The United States of America is perhaps the only country in the world which places its citizens into an ethnic classification by hyphenating them. Think African-American, Spanish-American or Japanese-American and you get the picture.
We have allowed ourselves to be classified in this way, like it’s something that is important. Hyphened-Nation was inspired by the author’s travels overseas.
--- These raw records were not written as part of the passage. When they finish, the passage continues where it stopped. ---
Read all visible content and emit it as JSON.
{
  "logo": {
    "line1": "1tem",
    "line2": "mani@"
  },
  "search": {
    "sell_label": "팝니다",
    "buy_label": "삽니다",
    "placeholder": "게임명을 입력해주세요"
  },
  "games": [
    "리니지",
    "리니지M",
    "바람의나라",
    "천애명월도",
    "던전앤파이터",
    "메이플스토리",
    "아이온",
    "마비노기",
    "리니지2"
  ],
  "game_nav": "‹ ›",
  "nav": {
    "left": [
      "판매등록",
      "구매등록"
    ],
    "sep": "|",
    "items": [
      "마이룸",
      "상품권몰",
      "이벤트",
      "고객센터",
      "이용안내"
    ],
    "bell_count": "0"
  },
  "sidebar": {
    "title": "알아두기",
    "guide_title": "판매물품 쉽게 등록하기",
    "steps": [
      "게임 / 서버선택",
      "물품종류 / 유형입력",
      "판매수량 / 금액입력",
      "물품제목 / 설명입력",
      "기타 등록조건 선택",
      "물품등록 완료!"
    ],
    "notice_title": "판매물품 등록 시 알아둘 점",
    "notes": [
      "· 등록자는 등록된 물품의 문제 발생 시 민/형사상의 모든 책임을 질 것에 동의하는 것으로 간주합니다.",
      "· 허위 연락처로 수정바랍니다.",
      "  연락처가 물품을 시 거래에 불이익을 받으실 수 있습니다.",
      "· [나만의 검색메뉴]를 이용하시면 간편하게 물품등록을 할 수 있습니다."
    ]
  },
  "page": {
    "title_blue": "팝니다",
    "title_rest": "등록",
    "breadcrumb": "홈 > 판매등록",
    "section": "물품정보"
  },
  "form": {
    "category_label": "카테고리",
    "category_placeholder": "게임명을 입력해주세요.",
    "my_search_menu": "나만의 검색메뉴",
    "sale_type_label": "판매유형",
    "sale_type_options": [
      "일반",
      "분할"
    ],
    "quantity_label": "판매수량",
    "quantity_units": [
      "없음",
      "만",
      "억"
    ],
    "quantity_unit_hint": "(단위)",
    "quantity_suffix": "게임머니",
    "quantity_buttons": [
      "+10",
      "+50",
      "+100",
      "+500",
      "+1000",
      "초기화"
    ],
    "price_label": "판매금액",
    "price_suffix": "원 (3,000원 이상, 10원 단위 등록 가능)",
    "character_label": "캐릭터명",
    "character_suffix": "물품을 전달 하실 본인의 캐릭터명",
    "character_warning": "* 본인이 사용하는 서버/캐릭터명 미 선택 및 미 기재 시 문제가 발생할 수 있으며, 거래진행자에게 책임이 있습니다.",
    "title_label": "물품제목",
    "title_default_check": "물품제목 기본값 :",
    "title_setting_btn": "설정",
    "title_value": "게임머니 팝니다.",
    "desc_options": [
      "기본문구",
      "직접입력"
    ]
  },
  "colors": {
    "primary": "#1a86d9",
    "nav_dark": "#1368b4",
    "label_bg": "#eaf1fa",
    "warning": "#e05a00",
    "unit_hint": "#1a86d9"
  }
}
In particular, her time living in the United Kingdom opened her eyes to the huge differences in American and European culture.
Being treated as simply a pure American, rather than as a hyphenated one, led her to an epiphany, to write this illuminating book on the subject and to ask the question; why does The United States hyphenate its citizens by ethnicity before nationality?
With a critical analysis of how this hyphenation serves to limit economic, educational, societal and cultural growth, the book also examines how to overcome this way of thinking and build bridges for the future.
Amazon book link: